The most recent issue of the Bureau of Labor Statistics’ Monthly Labor Review provides a wealth of interesting—and depressing—statistics about pension coverage in the United States. The BLS’ “visual essay” documents the decline in defined benefit pensions, which now cover 18 percent of private-sector workers, down from 35 percent in the early 1990s.

Household coverage is higher, as many married couples have at least one spouse covered under a plan. Thus, a separate household survey conducted by the Federal Reserve found that 31 percent of households were covered by a defined benefit pension in 2010, though this includes households with workers employed in the public sector as well as retirees and workers covered under plans from previous jobs who are no longer accruing benefits.1

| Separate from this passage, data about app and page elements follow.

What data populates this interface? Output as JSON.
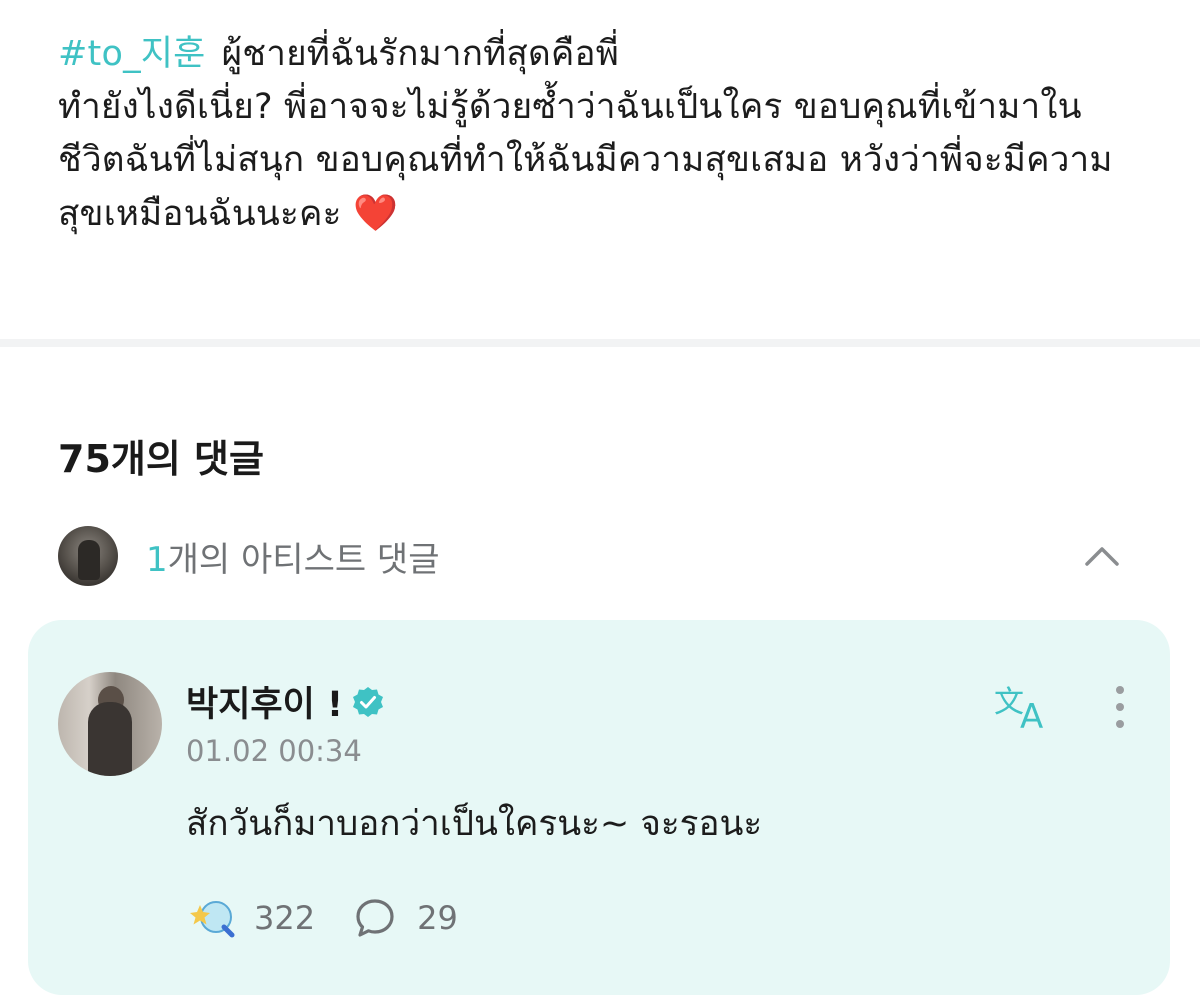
{
  "post": {
    "hashtag": "#to_지훈",
    "title": "ผู้ชายที่ฉันรักมากที่สุดคือพี่",
    "body": "ทำยังไงดีเนี่ย? พี่อาจจะไม่รู้ด้วยซ้ำว่าฉันเป็นใคร ขอบคุณที่เข้ามาในชีวิตฉันที่ไม่สนุก ขอบคุณที่ทำให้ฉันมีความสุขเสมอ หวังว่าพี่จะมีความสุขเหมือนฉันนะคะ",
    "heart": "❤️"
  },
  "comments": {
    "count_label": "75개의 댓글",
    "artist_count": "1",
    "artist_label": "개의 아티스트 댓글"
  },
  "artist_comment": {
    "author": "박지후이 !",
    "timestamp": "01.02 00:34",
    "text": "สักวันก็มาบอกว่าเป็นใครนะ~ จะรอนะ",
    "likes": "322",
    "replies": "29"
  },
  "icons": {
    "verified": "verified-badge-icon",
    "translate": "translate-icon",
    "more": "more-vertical-icon",
    "collapse": "chevron-up-icon",
    "like": "sparkle-like-icon",
    "reply": "speech-bubble-icon"
  },
  "colors": {
    "accent": "#3fc2c4",
    "card_background": "#e7f8f6",
    "muted_text": "#6f7275"
  }
}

Though many workers are now enrolled in 401(k) plans, these have proven to be a poor substitute, as the typical household approaching retirement has less than two years’ worth of income saved in these accounts. The Fed survey found that the median households aged 55–64 had an income of $55,000 and just $100,000 saved in a retirement account, if they had a retirement account at all. 

The BLS overview shows that pension coverage is much higher in the public sector (78 percent) and among unionized workers (67 percent) in the private sector. In contrast, only 13 percent of non-union private-sector workers are covered. The drop in private-sector coverage reflects both a decline in unionization and a decline in coverage among both groups of workers (union and non-union), though the decline was more pronounced among non-union workers.

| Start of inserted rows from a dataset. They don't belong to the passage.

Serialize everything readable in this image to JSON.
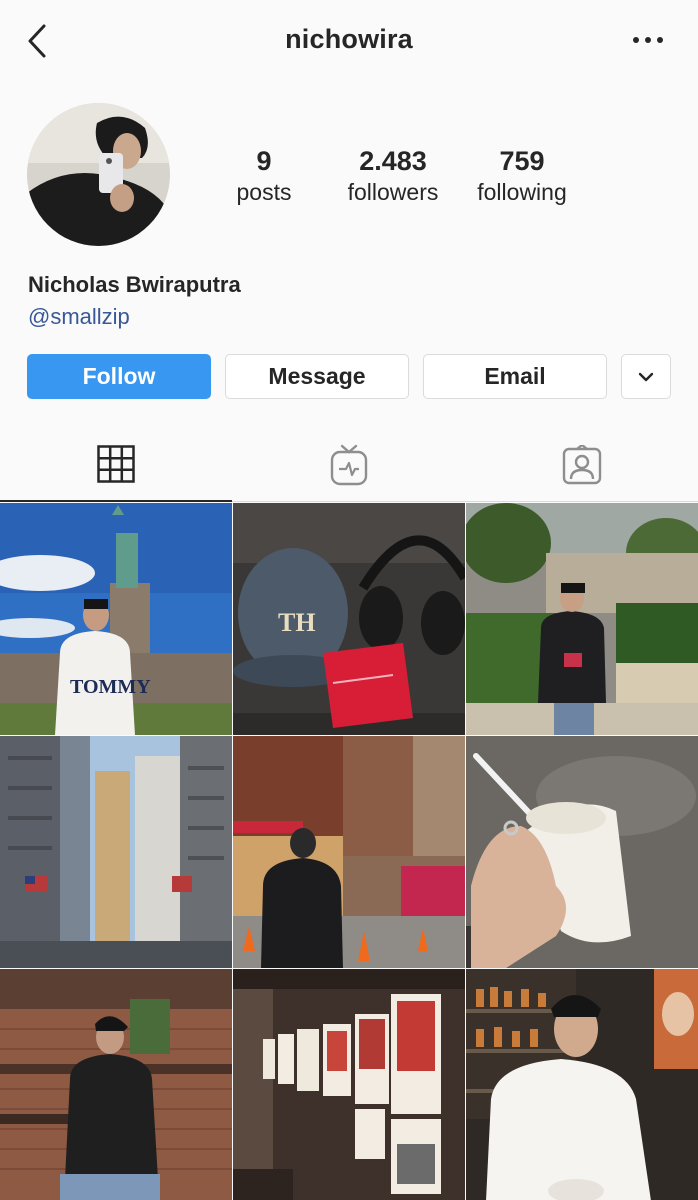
{
  "header": {
    "username": "nichowira",
    "back_icon": "chevron-left-icon",
    "more_icon": "more-horizontal-icon"
  },
  "profile": {
    "display_name": "Nicholas Bwiraputra",
    "handle": "@smallzip",
    "stats": {
      "posts": {
        "value": "9",
        "label": "posts"
      },
      "followers": {
        "value": "2.483",
        "label": "followers"
      },
      "following": {
        "value": "759",
        "label": "following"
      }
    }
  },
  "actions": {
    "follow": "Follow",
    "message": "Message",
    "email": "Email",
    "more_icon": "chevron-down-icon"
  },
  "tabs": [
    {
      "name": "grid",
      "icon": "grid-icon",
      "active": true
    },
    {
      "name": "igtv",
      "icon": "igtv-icon",
      "active": false
    },
    {
      "name": "tagged",
      "icon": "tagged-icon",
      "active": false
    }
  ],
  "posts": [
    {
      "subject": "statue-of-liberty"
    },
    {
      "subject": "cap-headphones-box"
    },
    {
      "subject": "garden-terrace"
    },
    {
      "subject": "city-skyscrapers"
    },
    {
      "subject": "street-traffic-cones"
    },
    {
      "subject": "coffee-cup-hand"
    },
    {
      "subject": "brick-wall-seated"
    },
    {
      "subject": "framed-posters-wall"
    },
    {
      "subject": "bar-shelf-portrait"
    }
  ],
  "colors": {
    "accent": "#3897f0",
    "handle_link": "#385898",
    "text": "#262626",
    "border": "#dbdbdb",
    "background": "#fafafa"
  }
}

Traditional pensions are the most cost-effective way to provide retirement security to workers but are not an option for many small businesses because they often require employers to take on long-term liabilities. Thus, 48 percent of private-sector establishments with 500 or more workers offered a pension plan, compared to only 8 percent of establishments with 50 or fewer workers. An exception to this pattern is small businesses in unionized industries such as construction and trucking where multi-employer plans are common and pension coverage is relatively high.

Exacerbating the decline in coverage is the fact that even workers fortunate enough to participate in a defined benefit plan are increasingly likely to be in a hybrid cash balance plan that has features in common with both pensions and 401(k)s. By 2010, 36 percent of participants in private-sector defined benefit plans were enrolled in cash balance plans, and another 3 percent were in other non-traditional plans. Cash balance plans usually provide less security than traditional pensions because the value of the benefit isn’t known in advance but rather depends on the interest applied to account balances. In addition, most cash balance plans allow benefits to be taken in lump sums rather than annuities, so retirees may outlive their savings; and fewer have disability provisions.

There are a few areas of improvement, as pension plans now have shorter vesting periods and are also more likely to offer benefits to domestic partners.


1.  The Fed survey found that 55 percent of households had a work-based retirement plan, and 56 percent of these had a defined benefit plan (55% x 56% = 31%).